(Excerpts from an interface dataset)
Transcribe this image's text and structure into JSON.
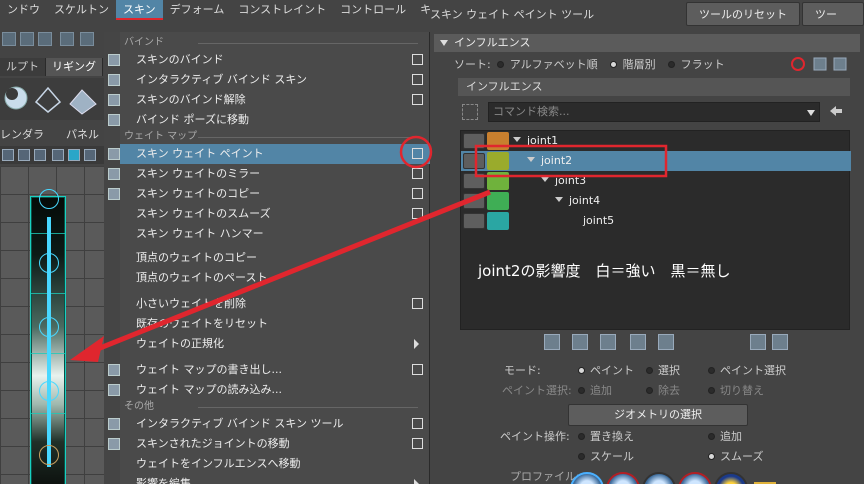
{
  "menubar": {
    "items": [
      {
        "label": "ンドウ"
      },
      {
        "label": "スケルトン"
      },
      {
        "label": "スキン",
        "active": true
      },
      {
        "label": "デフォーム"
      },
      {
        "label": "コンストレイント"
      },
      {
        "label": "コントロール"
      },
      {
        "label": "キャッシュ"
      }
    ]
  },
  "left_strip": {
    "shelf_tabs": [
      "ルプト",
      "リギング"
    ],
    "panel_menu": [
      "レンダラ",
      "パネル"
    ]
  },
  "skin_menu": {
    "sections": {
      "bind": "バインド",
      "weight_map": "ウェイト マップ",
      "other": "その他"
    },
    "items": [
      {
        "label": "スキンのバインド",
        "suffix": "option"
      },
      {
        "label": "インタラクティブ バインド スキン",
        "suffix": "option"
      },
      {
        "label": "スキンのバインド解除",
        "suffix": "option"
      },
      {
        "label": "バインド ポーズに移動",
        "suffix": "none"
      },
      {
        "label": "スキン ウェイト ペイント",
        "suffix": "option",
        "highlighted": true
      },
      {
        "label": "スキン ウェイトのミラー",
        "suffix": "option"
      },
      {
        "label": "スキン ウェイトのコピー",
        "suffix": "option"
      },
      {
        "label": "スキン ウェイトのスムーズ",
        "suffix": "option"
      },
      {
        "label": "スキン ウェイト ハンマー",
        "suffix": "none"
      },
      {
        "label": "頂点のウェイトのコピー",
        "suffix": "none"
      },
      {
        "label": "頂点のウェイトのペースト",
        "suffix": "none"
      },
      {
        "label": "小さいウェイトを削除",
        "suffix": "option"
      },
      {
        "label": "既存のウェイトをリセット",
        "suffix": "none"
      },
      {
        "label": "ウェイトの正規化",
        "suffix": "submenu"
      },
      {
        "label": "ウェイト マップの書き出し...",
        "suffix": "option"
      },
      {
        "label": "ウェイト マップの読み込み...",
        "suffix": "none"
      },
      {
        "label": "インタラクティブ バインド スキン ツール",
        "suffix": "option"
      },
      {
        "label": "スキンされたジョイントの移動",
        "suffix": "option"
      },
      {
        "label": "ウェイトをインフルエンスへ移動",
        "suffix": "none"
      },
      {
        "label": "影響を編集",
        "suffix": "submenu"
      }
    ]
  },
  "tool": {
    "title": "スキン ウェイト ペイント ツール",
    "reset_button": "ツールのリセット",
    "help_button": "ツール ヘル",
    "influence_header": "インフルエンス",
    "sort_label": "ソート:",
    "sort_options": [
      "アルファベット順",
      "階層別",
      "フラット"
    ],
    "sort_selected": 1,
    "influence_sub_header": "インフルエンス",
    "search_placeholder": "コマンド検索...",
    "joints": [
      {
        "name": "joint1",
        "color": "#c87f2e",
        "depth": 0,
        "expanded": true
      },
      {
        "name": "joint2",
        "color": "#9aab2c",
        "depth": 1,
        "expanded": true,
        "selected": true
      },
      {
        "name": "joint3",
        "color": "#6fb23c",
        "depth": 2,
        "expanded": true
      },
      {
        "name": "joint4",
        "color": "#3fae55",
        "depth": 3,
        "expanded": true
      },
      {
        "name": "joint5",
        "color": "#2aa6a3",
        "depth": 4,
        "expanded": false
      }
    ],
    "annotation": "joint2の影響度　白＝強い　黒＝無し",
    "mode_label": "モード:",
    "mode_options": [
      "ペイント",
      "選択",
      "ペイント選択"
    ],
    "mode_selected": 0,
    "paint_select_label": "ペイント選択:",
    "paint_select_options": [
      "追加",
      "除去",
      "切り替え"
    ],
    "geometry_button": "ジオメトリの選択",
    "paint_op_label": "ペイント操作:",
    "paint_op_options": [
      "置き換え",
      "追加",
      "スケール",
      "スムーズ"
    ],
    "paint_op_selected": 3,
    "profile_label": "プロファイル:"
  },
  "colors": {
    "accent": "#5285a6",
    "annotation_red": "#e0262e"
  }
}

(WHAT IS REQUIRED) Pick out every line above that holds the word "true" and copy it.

(YOUR SOLUTION)
        "active": true
        "highlighted": true
        "expanded": true
        "expanded": true,
        "selected": true
        "expanded": true
        "expanded": true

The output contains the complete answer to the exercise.